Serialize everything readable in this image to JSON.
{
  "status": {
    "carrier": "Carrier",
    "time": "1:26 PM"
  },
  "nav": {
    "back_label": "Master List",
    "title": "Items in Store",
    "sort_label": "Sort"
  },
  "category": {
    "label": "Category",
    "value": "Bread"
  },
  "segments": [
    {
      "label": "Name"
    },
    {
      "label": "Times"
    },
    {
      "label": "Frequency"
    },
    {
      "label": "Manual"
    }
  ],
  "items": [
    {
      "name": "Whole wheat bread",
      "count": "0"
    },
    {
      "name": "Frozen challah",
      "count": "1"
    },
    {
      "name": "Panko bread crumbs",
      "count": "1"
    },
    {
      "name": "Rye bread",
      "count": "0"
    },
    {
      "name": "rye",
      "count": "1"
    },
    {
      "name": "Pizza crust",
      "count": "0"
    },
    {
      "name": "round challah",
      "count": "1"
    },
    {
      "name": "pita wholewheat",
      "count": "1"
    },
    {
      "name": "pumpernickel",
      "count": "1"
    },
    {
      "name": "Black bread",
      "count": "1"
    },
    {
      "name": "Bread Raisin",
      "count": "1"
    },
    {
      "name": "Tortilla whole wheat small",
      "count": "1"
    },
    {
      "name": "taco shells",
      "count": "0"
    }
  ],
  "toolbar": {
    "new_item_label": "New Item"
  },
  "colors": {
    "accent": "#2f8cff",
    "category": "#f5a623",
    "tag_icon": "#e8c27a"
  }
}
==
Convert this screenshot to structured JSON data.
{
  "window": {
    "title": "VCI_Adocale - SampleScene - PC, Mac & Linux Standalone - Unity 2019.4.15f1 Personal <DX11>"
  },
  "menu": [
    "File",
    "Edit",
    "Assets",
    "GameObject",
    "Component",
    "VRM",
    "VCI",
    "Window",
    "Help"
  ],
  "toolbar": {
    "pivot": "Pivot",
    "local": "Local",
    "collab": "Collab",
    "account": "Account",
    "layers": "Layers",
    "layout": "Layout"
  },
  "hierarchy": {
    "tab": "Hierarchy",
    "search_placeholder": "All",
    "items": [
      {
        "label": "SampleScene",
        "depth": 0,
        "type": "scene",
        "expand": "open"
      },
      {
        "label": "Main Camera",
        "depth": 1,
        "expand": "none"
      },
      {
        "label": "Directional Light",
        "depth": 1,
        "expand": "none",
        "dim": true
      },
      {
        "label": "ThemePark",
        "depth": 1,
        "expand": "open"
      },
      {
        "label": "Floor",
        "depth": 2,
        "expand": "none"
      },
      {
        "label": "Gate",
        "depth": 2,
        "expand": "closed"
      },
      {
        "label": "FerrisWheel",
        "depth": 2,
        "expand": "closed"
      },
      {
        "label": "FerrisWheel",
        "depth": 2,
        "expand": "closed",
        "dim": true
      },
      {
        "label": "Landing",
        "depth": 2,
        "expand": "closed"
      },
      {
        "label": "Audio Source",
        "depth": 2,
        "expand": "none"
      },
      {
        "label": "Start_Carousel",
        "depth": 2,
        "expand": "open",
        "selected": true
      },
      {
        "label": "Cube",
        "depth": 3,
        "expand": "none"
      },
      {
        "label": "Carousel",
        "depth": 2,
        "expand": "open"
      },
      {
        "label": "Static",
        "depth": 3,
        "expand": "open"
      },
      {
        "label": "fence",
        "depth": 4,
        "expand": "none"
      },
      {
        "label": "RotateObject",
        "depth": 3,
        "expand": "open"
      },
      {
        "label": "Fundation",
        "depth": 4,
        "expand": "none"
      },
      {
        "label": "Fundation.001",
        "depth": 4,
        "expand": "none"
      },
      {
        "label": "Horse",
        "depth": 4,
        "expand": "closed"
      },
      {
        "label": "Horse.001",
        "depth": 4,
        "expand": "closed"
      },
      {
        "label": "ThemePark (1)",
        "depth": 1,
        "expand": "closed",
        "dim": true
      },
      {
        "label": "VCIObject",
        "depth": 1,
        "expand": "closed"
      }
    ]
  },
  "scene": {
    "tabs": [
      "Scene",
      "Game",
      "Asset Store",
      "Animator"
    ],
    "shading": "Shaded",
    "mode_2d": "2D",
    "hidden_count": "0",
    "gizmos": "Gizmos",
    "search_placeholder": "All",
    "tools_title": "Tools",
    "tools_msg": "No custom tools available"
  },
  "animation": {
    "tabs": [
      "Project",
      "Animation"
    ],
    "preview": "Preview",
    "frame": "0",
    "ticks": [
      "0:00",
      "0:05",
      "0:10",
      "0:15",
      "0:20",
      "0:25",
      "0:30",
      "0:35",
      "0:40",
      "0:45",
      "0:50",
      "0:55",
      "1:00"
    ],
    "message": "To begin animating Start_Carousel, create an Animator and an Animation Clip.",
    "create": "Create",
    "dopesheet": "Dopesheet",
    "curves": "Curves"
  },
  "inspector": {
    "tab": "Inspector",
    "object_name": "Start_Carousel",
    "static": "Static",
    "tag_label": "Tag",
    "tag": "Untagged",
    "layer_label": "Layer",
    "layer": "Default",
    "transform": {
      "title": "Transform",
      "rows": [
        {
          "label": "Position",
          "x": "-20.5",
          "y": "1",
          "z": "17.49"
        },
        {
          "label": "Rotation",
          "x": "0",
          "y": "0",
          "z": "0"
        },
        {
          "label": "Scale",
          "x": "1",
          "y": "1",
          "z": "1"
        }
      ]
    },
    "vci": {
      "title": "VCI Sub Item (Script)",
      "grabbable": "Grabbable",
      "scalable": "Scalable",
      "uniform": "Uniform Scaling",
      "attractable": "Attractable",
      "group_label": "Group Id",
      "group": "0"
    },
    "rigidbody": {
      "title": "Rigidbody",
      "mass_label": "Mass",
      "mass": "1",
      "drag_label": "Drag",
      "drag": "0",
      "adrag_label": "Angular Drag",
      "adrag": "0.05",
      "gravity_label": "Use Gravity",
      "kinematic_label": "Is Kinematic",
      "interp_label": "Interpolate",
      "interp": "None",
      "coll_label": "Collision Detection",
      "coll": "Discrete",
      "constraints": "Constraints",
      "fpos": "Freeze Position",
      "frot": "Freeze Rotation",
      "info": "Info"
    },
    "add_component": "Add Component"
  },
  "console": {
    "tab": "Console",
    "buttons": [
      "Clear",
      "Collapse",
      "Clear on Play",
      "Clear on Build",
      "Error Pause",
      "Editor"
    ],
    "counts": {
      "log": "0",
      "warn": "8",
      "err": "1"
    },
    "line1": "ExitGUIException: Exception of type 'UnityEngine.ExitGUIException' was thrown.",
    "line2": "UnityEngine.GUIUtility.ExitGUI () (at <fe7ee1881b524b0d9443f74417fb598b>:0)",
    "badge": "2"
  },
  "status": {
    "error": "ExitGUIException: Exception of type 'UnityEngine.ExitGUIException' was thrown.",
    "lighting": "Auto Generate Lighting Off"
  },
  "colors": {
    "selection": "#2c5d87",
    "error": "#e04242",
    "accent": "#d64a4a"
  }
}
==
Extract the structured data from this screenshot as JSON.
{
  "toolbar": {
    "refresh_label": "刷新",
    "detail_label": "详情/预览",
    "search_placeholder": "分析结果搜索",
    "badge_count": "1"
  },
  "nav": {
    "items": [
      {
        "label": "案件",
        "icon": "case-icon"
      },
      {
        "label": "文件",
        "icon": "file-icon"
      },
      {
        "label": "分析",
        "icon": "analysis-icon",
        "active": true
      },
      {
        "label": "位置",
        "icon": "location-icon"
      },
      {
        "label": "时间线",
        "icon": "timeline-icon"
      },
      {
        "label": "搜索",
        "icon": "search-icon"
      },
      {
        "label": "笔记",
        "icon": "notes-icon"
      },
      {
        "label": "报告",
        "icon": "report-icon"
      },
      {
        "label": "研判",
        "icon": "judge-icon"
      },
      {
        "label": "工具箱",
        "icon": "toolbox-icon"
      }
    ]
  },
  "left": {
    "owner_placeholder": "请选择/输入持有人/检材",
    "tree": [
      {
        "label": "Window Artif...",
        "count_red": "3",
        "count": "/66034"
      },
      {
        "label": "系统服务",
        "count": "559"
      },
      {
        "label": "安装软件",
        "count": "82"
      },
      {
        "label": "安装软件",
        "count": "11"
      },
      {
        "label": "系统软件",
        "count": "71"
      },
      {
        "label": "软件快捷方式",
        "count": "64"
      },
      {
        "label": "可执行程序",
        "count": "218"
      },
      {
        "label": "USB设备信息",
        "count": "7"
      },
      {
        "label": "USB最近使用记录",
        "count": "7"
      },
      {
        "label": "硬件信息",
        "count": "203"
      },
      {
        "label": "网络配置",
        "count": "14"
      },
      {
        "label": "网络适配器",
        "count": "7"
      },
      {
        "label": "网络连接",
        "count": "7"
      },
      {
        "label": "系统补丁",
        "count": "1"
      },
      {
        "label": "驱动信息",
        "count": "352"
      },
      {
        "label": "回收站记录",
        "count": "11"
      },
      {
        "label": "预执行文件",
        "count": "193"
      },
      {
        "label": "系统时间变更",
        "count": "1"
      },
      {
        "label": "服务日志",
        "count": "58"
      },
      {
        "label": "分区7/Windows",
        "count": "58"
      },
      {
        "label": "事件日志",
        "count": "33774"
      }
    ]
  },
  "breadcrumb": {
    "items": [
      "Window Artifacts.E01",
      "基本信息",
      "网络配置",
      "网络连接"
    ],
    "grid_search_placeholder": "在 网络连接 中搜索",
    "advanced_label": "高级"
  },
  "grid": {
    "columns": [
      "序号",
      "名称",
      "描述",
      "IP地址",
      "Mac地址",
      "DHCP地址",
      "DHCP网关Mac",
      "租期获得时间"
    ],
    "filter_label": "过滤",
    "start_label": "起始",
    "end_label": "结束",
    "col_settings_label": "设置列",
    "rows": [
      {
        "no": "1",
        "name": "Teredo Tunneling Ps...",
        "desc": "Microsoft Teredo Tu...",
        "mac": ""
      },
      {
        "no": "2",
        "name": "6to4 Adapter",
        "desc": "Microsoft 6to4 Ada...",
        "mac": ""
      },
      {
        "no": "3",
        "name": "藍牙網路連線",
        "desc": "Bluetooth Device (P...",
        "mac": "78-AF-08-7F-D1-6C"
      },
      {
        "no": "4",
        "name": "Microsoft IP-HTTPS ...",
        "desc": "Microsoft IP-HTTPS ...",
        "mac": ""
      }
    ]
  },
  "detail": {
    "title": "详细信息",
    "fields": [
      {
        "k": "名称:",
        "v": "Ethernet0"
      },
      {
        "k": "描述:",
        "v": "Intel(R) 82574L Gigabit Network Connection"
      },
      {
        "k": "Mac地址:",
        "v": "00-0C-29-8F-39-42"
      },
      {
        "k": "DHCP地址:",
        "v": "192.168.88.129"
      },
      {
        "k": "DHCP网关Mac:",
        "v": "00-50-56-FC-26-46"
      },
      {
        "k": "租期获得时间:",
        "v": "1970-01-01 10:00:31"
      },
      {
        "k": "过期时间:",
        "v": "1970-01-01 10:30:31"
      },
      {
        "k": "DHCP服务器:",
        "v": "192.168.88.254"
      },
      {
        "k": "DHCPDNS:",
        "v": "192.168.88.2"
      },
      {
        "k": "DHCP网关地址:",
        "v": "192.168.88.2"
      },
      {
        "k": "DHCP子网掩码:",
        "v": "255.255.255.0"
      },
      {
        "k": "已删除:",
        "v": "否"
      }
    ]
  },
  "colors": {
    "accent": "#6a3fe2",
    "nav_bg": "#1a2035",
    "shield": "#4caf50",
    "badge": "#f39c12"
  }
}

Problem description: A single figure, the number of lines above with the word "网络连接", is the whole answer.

Answer to this problem: 3